Stoney LaRue’s latest release, Aviator, comes just a mere three years after his Velvet. That’s a record breaking pace for an artist who made fans wait near Guns N’ Roses lengths between albums after his Red Dirt Album release way back in 2005. Stoney has always been unique. A teddy bear wrapped in biker gear. His early efforts were jam bandy at times and full of a well-deserved bravado. Stoney’s always been one of the most talented cats around vocally, and in those early days nobody owned a listening room quite like him. For reference, find the legendary Sidecar Pub Galleywinter bootleg show with Bleu Edmondson from 2004. His own tunes and voice were there right alongside Jim Croce and Neil Young. Through each incarnation Stoney has undergone since he’s grown more comfortable in his own skin. He’s transitioned from mostly covering other folk’s songs to developing his own songwriting voice. Most often that writing voice is bolstered by the pen of the fantastically underrated Mando Saenz. Saenz gentle, wry nature seems to have brought out the truest and best in Stoney LaRue’s artistic soul. They began their collaboration on Velvet and it has truly found the sweet spot with Aviator. Every track, save for a Freddy Powers cover (“Natural High”) is a Saenz co-write.
The venerable Frank Liddell is at the production helm of Aviator alongside Michael McCarthy and a host of A players. The album was recorded to tape and eschewed digital techniques that afford the record a warm vibe that makes it sound like vinyl even when streaming from a mobile device. It’s a laid back, groovy record full of interesting production chances and all the right notes in all the right places. To my ears it’s reminiscent of Merle Haggard’s 1980’s work in sound and attitude. But, it’s not dated. It’s most definitely of the now and the future. This is an artist with a past that has found his future. And it is his alone. While other artists may sound like others, there is no mistaking that this is a Stoney LaRue album. In this day and age that is no small feat. LaRue has carved out his own path on the strength of his live shows and dedicated fans. Now he can hang his hat on a signature sound.

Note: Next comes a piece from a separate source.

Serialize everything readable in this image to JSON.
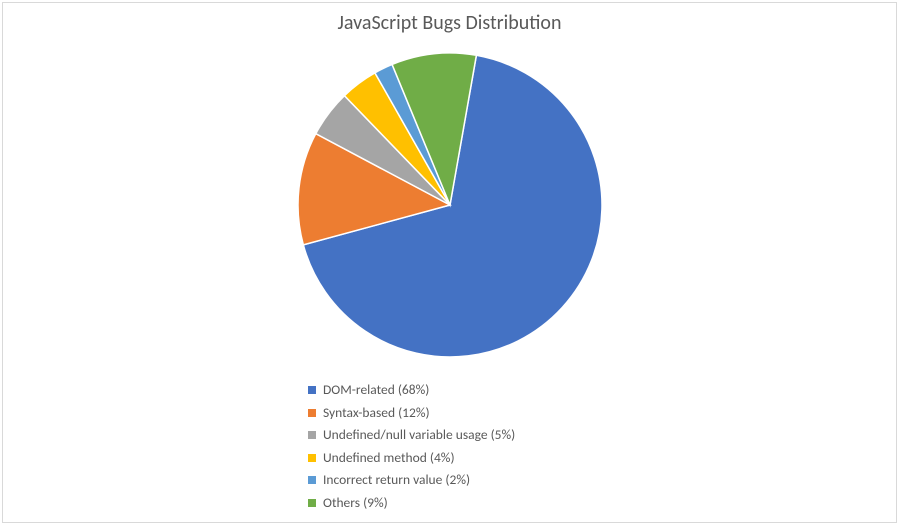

The tunes on this record are mostly reflective. This is a songwriter looking firmly in the mirror. That young bravado we first witnessed a dozen years ago has developed into a well-honed wisdom. “First One To Know”, “Spitfire” and the title track ride on the emotive waves that Stoney triggers in his voice. His voice has always been his greatest asset and he has learned (with Liddell and McCarthy’s help) to use it to the greatest effect. It’s refreshing to hear a veteran performer grow into a more comfortable version of himself. The talent that has always been there is now adjoined with LaRue’s comfort in his own skin. He’s not pretending to be an idiosyncratic outlaw type anymore. He’s just Stoney LaRue. There’s a vulnerability and human quality that was missing in the early work that he now proudly displays alongside his cockiness. He’s happy with it and whether the world acknowledges it or not, these songs seem to indicate he doesn’t care. And for that, we acknowledge an artist that has made a truly special artistic leap to land right where he’s been aiming all along.